Then we meet Rachel (perfectly played by Samantha Womack), swigging from a bottle of wine in her mess of a depressing, shabby kitchen, before promptly throwing up her liquid breakfast into a pizza delivery box.
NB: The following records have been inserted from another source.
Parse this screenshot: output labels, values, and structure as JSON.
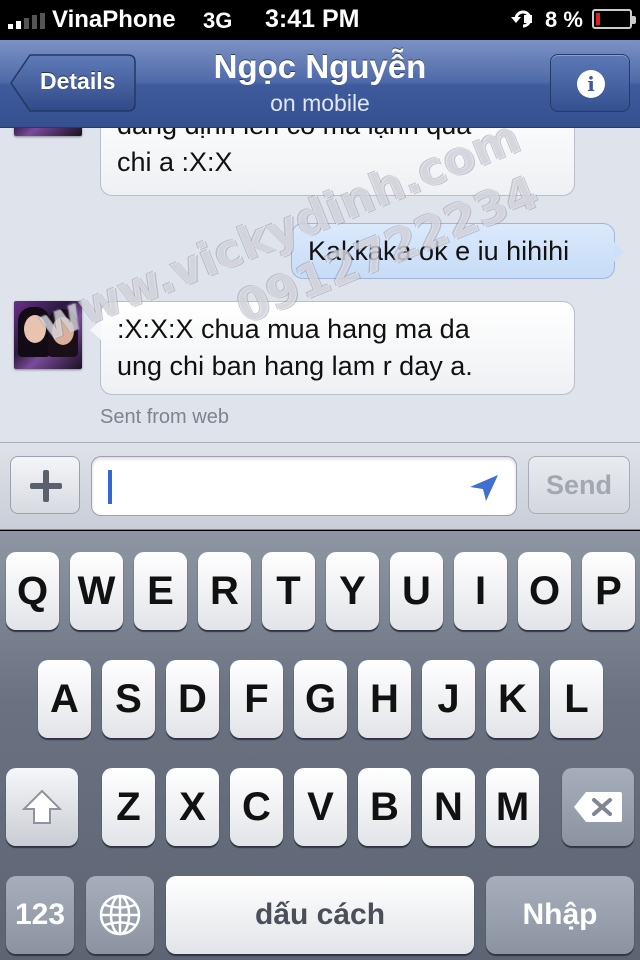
{
  "status_bar": {
    "carrier": "VinaPhone",
    "network": "3G",
    "time": "3:41 PM",
    "battery_percent": "8 %",
    "battery_level": 0.08,
    "signal_bars": 2,
    "battery_color": "#e02020"
  },
  "nav_bar": {
    "back_label": "Details",
    "title": "Ngọc Nguyễn",
    "subtitle": "on mobile",
    "info_glyph": "i",
    "colors": {
      "bar": "#4f6aa9"
    }
  },
  "conversation": {
    "messages": [
      {
        "direction": "incoming",
        "lines": [
          "đang định lên có mà lạnh quá",
          "chi a :X:X"
        ],
        "avatar": "contact-photo"
      },
      {
        "direction": "outgoing",
        "lines": [
          "Kakkaka ok e iu hihihi"
        ]
      },
      {
        "direction": "incoming",
        "lines": [
          ":X:X:X chua mua hang ma da",
          "ung chi ban hang lam r day a."
        ],
        "avatar": "contact-photo"
      }
    ],
    "sent_from": "Sent from web"
  },
  "watermark": {
    "line1": "www.vickydinh.com",
    "line2": "0912722234"
  },
  "compose": {
    "add_icon": "plus-icon",
    "value": "",
    "location_icon": "location-arrow-icon",
    "send_label": "Send"
  },
  "keyboard": {
    "row1": [
      "Q",
      "W",
      "E",
      "R",
      "T",
      "Y",
      "U",
      "I",
      "O",
      "P"
    ],
    "row2": [
      "A",
      "S",
      "D",
      "F",
      "G",
      "H",
      "J",
      "K",
      "L"
    ],
    "row3": [
      "Z",
      "X",
      "C",
      "V",
      "B",
      "N",
      "M"
    ],
    "numbers_label": "123",
    "globe_icon": "globe-icon",
    "space_label": "dấu cách",
    "return_label": "Nhập",
    "shift_icon": "shift-icon",
    "delete_icon": "backspace-icon"
  }
}
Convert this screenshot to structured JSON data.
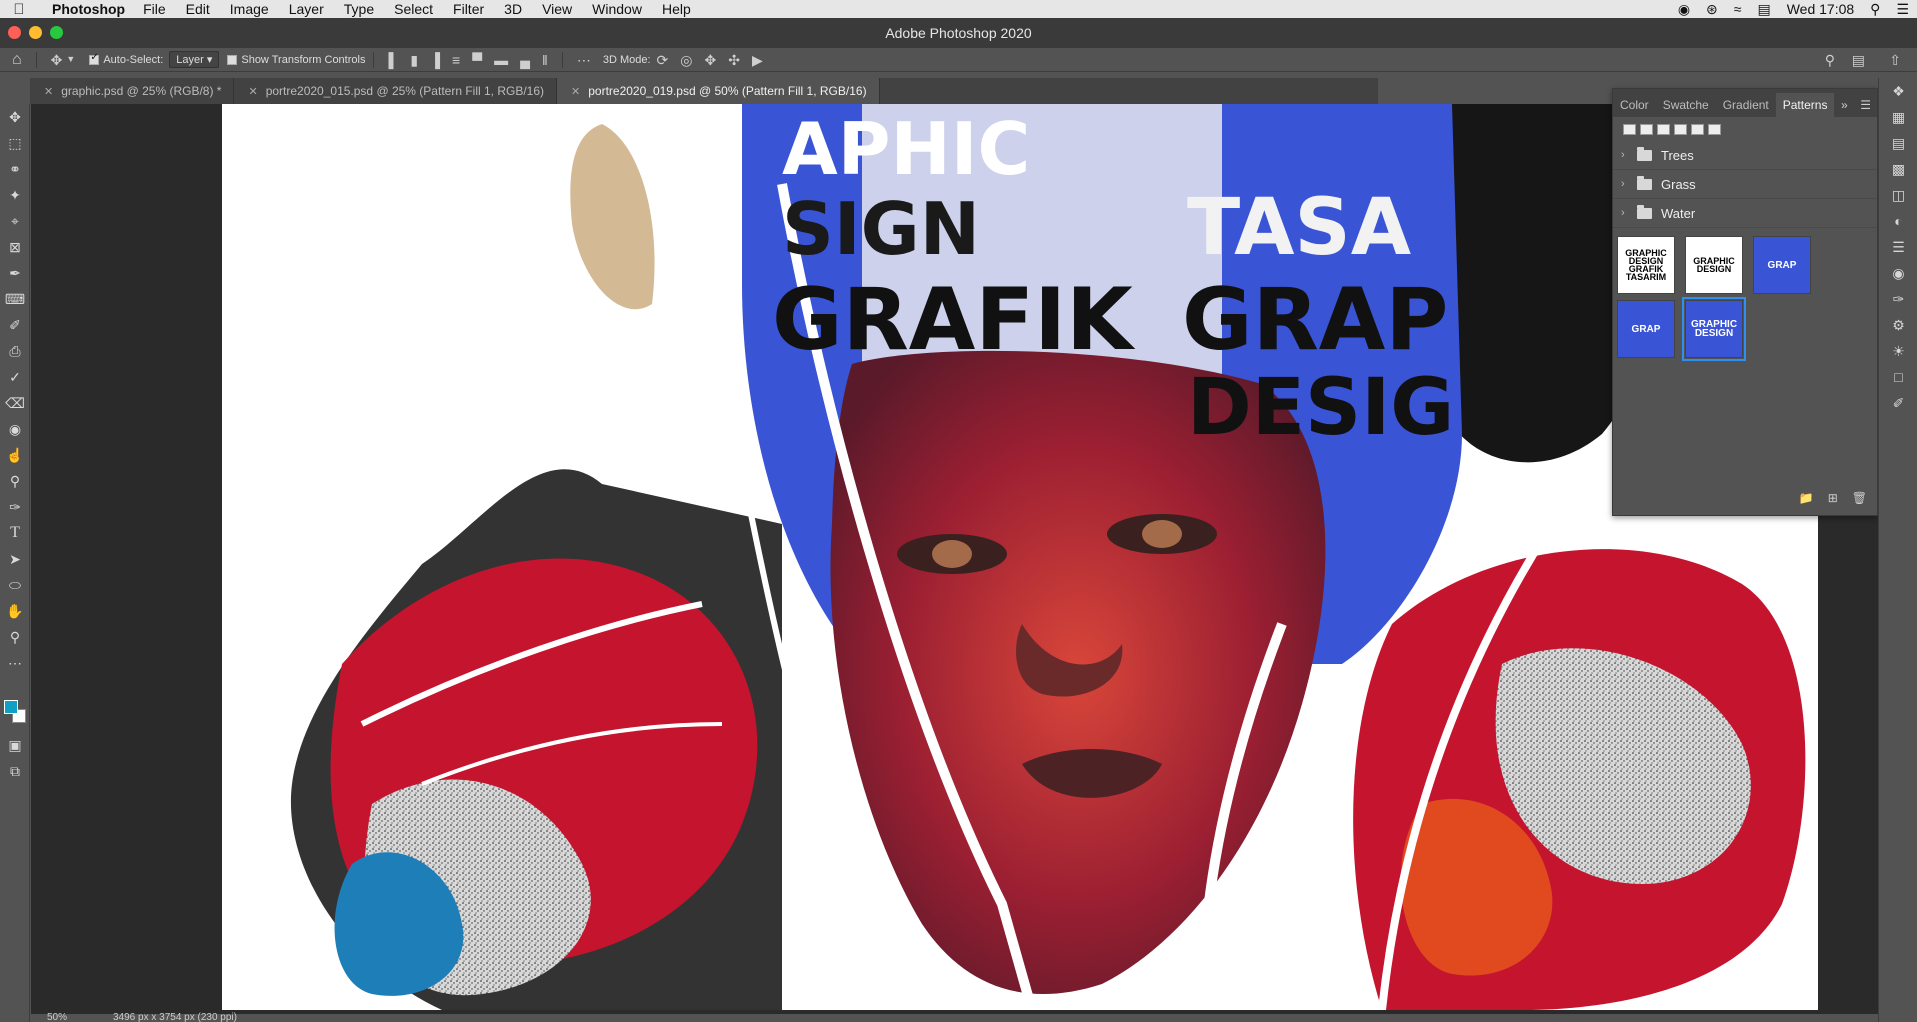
{
  "menubar": {
    "app_name": "Photoshop",
    "items": [
      "File",
      "Edit",
      "Image",
      "Layer",
      "Type",
      "Select",
      "Filter",
      "3D",
      "View",
      "Window",
      "Help"
    ],
    "clock": "Wed 17:08"
  },
  "window": {
    "title": "Adobe Photoshop 2020"
  },
  "options_bar": {
    "auto_select_label": "Auto-Select:",
    "auto_select_value": "Layer",
    "transform_label": "Show Transform Controls",
    "mode_3d_label": "3D Mode:"
  },
  "tabs": [
    {
      "label": "graphic.psd @ 25% (RGB/8) *"
    },
    {
      "label": "portre2020_015.psd @ 25% (Pattern Fill 1, RGB/16)"
    },
    {
      "label": "portre2020_019.psd @ 50% (Pattern Fill 1, RGB/16)"
    }
  ],
  "patterns_panel": {
    "tabs": [
      "Color",
      "Swatche",
      "Gradient",
      "Patterns"
    ],
    "groups": [
      "Trees",
      "Grass",
      "Water"
    ],
    "swatch_texts": [
      "GRAPHIC DESIGN GRAFIK TASARIM",
      "GRAPHIC DESIGN",
      "GRAP",
      "GRAP",
      "GRAPHIC DESIGN"
    ]
  },
  "status": {
    "zoom": "50%",
    "doc_info": "3496 px x 3754 px (230 ppi)"
  },
  "artwork": {
    "poster_words": [
      "APHIC",
      "SIGN",
      "GRAFIK",
      "GRAP",
      "DESIG",
      "TASA"
    ]
  },
  "colors": {
    "foreground": "#10a0c6",
    "background": "#ffffff",
    "accent_blue": "#3a54d6",
    "selection": "#2e8ff0"
  }
}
Her sniffs, the constant attempted tidying of her greasy hair and overly cautious movements all point to her being alcohol dependent – and we soon learn why when her neat ex-husband Tom (Adam Jackson-Smith) pays a visit to check she’s ok.
Replaced in Tom’s affections by a perfect new wife Anna (Lowenna Melrose) and a perfect new baby (which Rachel herself couldn’t give him), she’s been left to dwell (through the bottom of a bottle) about just how her life came to this.
Samantha Womack stays on stage practically all through the play, moving from scene to scene under a spotlight as the scenery is changed behind her – and she is a truly impressive presence throughout.
We learn that she’s a lonely singleton, still in love with her husband, who spends her commute staring out of the train window as it stops at a signal in front of the house she used to share with her husband and fixating on a neighbour of his – a floaty, ethereal presence of a woman Megan Hipwell played by Kirsty Oswald – who appears to have the perfect marriage to Scott (Oliver Farnworth), something she so desperately wants herself.
Menace enters the play as we learn that Megan has gone missing – and that Rachel had a blackout (and a cut to the forehead) on the very night she disappeared.
A mystery whodunit wouldn’t, of course, be complete without the mandatory detective character – and John Dougall as D I Gaskill brings some light relief to the story with some great dialogue exchanges between him and Rachel where we’re allowed to raise a smile.
The scenes between Rachel and Kamal Abdic (Naeem Hayat), Megan’s therapist, were cleverly staged – as were the ‘reenactments’ and ‘flashbacks’ of things that had happened between characters as described by Rachel.
Based on the best-selling 2015 novel by Paula Hawkins and the film adaptation starring Emily Blunt in 2016, the play follows the plot of both – and whilst some scenarios, such as Rachel befriending Scott so quickly and being allowed into the investigation – might seem far-fetched, to me, it didn’t matter. Though I’ve seen the film and knew the ultimate ending, I was still totally engaged as I was swept along by the performances and actions of the characters. (My other half hadn’t seen the film or read the book and at the interval, had several theories as to what was to be revealed down the line and found the play exciting and enthralling).
Naturally, I won’t spoil the ending or give any hints into what exactly is going on in this confusing mesh of incidents (much like Rachel’s mind which is beset by blackouts) but all will become clear in the end and you’ll enjoy the journey getting there (albeit with a racing mind and heartbeat).
The Girl on The Train is at Cardiff’s New Theatre until 16 November. More information at www.newtheatrecardiff.co.uk